Combatting Fraud in the Insurance Industry

As part of the battle against money laundering and terrorist financing, strict regulations are imposed on the Irish Banking sector by the Central Bank of Ireland (CBI). Every customer wishing to open an account or take out a loan is required to provide, at a minimum, photographic identification, a utility bill and documentation showing their PPS number. Customers can’t avail of any products without providing this information. Better known as Know Your Customer (KYC), the CBI can impose fines and or sanctions on any bank in breach of this requirement.

How does money laundering affect the insurance industry?

At first glance money laundering may not seem a major concern for the insurance industry. However, without controls in place, insurance companies may unintentionally be providing safe passage for drug smugglers, traffickers, burglary gangs and other organised crime attempting to launder funds through fraudulent insurance claims. Can we be that confident that we are not providing insurance for any of these individuals?

Impact on the customer

It has been well documented that every motor insurance customer is paying €50 extra on their premium to pay for fraudulent claims. As the level of personal injury awards has steadily increased in Ireland, making a fraudulent claim now presents greater potential profits than ever before. A lack of convictions for committing insurance fraud has made the insurance industry a prime target, with the rewards appearing to greatly outweigh the risk of getting caught.

We need to understand that an accident is no longer seen as an unfortunate occurrence. It is now seen as an opportunity!

Balancing efficiency and control

As a number of insurers look to introduce quicker solutions for handling claims, is it important to consider the potential consequences. Faster processing of claims may increase the risk of missing anomalies and play into the fraudster’s hands.

Achieving a balance between an efficient customer experience and appropriate fraud prevention controls is a major challenge for the insurance industry. There are a number of legislative and regulatory changes that could significantly benefit insurance companies and our customers. 

  • Learning from our UK neighbours: The UK have set up a separate police force called the Insurance Fraud Enforcement Department, also known as IFED, a specialist police unit dedicated to tackling insurance fraud. Could this model be implanted in Ireland?
  • Reviewing our data protection laws: Ireland has strict data protection laws governing the sharing of information which are designed to protect consumers. However, the sharing of data between insurers would have positive effects on combatting fraud.
  • Review court awards: Court awards in Ireland are currently much higher than some of our more prudent European neighbors. The Government needs to address the high level of awards handed down by the courts to make them less attractive to fraudsters.
  • A common regulated approach to applications: Is it time to regulate insurance companies in the same way as banks are regulated? A standard regulated approach to insurance applications would eliminate concerns that any one insurer could gain an advantage by taking a lower risk based approach. I believe it would provide a greater level of confidence and comfort that our new customers are who they say they are.

Tackling Application Fraud - What can we do?

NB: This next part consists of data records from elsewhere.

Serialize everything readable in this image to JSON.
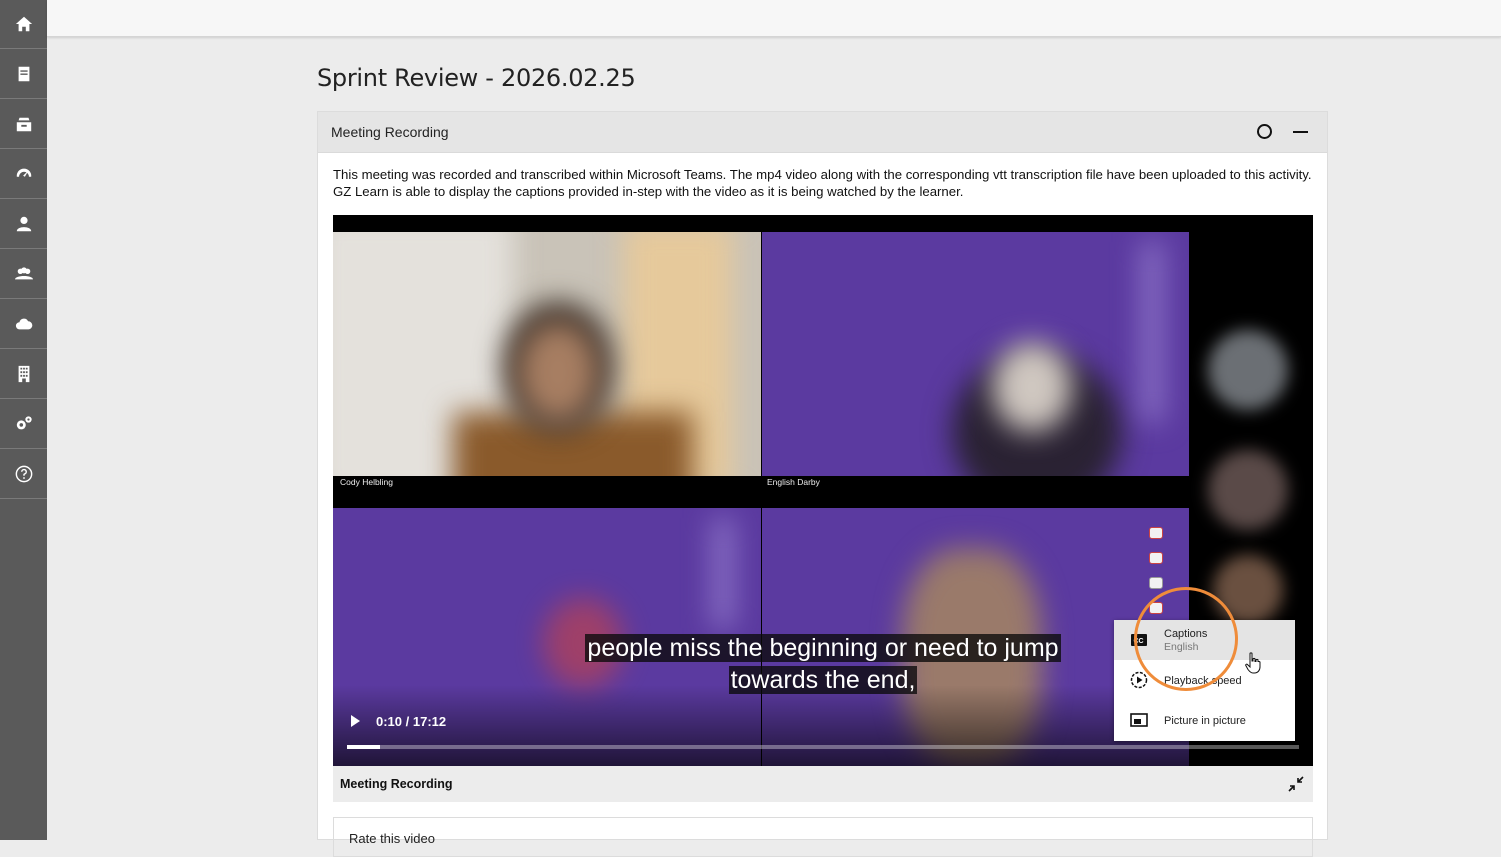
{
  "sidebar": {
    "items": [
      {
        "icon": "home-icon"
      },
      {
        "icon": "book-icon"
      },
      {
        "icon": "inbox-icon"
      },
      {
        "icon": "speedometer-icon"
      },
      {
        "icon": "user-icon"
      },
      {
        "icon": "users-icon"
      },
      {
        "icon": "cloud-icon"
      },
      {
        "icon": "building-icon"
      },
      {
        "icon": "gears-icon"
      },
      {
        "icon": "help-icon"
      }
    ]
  },
  "page": {
    "title": "Sprint Review - 2026.02.25"
  },
  "panel": {
    "title": "Meeting Recording",
    "description": "This meeting was recorded and transcribed within Microsoft Teams. The mp4 video along with the corresponding vtt transcription file have been uploaded to this activity. GZ Learn is able to display the captions provided in-step with the video as it is being watched by the learner."
  },
  "video": {
    "participants": [
      "Cody Helbling",
      "English Darby"
    ],
    "caption_line1": "people miss the beginning or need to jump",
    "caption_line2": "towards the end,",
    "time": "0:10 / 17:12",
    "progress_fraction": 0.035,
    "menu": {
      "captions_label": "Captions",
      "captions_value": "English",
      "speed_label": "Playback speed",
      "pip_label": "Picture in picture"
    },
    "footer_title": "Meeting Recording"
  },
  "rating": {
    "label": "Rate this video"
  },
  "colors": {
    "sidebar": "#5a5a5a",
    "teams_purple": "#5b3aa0",
    "highlight": "#ef8c3a"
  }
}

In 2015 RSA implemented an Application Fraud department with the purpose of stopping the fraudster at the door. Application Fraud is when a policyholder misrepresents or fails to disclose material facts in order to lower their insurance premium. This can include non-disclosure of claims history, points on a driving licence, or providing an incorrect date of birth among other examples.

Our objective is to reduce the number of fraudulent claims and to stop re-offenders from coming in the back door through a different channel.

We have completed detailed data analytics exercises in order to understand the problems we face. This has resulted in the phased implementation of new fraud prevention processes and controls including:

  • The collection of the driving licence in all channels
  • A system to alert us to new business cases that we will want to investigate prior to onboarding
  • A reporting structure to assist in identifying individuals with multiple policies
  • Continuous trend analysis e.g. increase in claims cases outside the acceptable average
  • EDI quality check sheet
  • Utilisation of Motor IIDS – NCD & penalty points data
  • Data enrichment solutions
  • Reporting to identify unusually high cancellation rates for a particular broker
  • Broker fraud CPD sessions

What can you do?

The fight against insurance fraud requires a collaborative approach between all stakeholders.

  • Trust your instincts - If something doesn’t look or sound right it probably isn’t
  • Report your suspicions about a possible fraud to us and/or to the relevant bodies as soon as possible
  • Get as much as information as possible
  • Educate your customers to be aware of fraud and to report it, but make sure not to tip off the wrong person

Remember – the vast majority of our customers are genuine so we need to ensure we do not become too restrictive in our approach to be safe.